- Task prompt
Filter the records for "from" and keep each line that has it.

- Record extracts
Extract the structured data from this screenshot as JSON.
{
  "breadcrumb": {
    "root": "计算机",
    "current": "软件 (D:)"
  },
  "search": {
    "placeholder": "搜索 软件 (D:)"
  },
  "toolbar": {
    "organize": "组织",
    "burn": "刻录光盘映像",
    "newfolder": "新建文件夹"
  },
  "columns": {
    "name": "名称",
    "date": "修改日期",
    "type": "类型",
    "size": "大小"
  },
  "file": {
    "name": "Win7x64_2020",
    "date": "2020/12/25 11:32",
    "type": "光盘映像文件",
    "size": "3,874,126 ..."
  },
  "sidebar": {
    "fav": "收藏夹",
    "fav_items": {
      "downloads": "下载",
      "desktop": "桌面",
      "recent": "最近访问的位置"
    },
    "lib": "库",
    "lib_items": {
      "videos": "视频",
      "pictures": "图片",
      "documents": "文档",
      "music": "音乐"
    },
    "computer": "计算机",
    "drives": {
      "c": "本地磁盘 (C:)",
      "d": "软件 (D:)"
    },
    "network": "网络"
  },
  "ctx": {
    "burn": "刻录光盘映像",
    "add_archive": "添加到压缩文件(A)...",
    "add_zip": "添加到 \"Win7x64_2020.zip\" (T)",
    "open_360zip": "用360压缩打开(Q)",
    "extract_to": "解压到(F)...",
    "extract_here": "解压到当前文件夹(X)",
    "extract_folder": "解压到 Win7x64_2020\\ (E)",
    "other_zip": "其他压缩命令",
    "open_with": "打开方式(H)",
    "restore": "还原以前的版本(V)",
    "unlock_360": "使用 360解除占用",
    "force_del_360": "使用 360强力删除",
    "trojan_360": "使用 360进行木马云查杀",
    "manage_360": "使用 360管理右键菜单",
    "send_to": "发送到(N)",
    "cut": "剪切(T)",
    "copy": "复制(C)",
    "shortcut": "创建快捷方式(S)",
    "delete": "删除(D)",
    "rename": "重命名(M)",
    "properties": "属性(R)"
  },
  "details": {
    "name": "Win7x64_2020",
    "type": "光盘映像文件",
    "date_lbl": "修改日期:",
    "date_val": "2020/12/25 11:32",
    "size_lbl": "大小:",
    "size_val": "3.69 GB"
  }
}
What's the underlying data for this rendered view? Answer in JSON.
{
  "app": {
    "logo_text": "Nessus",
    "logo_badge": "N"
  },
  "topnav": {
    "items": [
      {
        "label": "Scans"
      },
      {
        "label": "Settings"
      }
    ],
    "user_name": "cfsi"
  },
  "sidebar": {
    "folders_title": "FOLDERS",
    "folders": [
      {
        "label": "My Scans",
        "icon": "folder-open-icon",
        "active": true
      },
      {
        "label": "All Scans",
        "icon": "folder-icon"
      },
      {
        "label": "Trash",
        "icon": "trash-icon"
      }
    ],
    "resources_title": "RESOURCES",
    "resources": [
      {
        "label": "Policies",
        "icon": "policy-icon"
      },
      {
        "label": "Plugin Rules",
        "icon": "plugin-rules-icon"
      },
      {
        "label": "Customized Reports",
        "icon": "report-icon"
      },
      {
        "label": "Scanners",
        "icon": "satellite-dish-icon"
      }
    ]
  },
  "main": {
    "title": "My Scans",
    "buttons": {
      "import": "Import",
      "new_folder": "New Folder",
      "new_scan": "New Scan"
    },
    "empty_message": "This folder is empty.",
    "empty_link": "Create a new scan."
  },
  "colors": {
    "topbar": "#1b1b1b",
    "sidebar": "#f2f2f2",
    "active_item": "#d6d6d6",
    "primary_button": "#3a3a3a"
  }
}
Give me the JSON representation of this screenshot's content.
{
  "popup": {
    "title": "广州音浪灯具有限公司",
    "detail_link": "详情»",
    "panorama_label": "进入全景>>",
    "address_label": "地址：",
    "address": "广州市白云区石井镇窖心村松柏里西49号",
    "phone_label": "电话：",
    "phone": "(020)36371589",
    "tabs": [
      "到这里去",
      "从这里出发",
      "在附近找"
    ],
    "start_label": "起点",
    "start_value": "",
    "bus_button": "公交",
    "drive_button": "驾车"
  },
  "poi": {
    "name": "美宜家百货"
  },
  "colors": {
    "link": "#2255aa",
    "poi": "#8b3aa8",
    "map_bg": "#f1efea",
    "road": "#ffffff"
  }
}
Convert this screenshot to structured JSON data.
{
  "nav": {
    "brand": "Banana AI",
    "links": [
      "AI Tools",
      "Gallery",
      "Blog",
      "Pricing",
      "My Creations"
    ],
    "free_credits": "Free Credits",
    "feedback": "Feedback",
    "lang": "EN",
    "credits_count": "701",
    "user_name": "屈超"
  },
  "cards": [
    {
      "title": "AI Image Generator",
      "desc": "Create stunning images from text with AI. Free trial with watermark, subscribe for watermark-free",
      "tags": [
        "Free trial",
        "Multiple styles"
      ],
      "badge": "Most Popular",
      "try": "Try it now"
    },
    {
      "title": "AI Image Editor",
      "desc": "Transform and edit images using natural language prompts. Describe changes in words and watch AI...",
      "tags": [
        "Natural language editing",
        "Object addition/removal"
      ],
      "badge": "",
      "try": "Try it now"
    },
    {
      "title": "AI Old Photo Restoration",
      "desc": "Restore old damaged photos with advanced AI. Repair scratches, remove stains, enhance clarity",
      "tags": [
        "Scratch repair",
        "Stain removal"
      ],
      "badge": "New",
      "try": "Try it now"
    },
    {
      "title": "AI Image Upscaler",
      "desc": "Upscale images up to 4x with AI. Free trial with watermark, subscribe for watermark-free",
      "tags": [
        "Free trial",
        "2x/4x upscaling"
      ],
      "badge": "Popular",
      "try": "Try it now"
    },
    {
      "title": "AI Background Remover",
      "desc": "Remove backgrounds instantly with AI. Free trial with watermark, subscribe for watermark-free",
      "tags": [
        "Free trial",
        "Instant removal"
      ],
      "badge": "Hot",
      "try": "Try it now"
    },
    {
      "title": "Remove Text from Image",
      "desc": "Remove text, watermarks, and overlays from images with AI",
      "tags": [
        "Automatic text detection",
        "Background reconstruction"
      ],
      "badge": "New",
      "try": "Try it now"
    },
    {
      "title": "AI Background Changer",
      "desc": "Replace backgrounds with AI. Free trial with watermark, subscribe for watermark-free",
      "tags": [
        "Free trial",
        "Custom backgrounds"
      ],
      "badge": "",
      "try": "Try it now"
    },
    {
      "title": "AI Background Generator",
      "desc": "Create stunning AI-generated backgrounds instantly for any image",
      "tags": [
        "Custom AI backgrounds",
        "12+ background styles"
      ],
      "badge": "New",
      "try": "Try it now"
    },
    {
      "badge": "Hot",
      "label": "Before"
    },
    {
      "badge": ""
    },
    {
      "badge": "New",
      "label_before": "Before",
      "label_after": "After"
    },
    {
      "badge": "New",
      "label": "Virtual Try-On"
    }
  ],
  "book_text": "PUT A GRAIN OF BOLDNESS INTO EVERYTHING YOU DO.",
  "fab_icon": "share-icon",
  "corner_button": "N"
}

- Task solution
Extract the structured data from this screenshot as JSON.
      "desc": "Create stunning images from text with AI. Free trial with watermark, subscribe for watermark-free",
      "title": "Remove Text from Image",
      "desc": "Remove text, watermarks, and overlays from images with AI",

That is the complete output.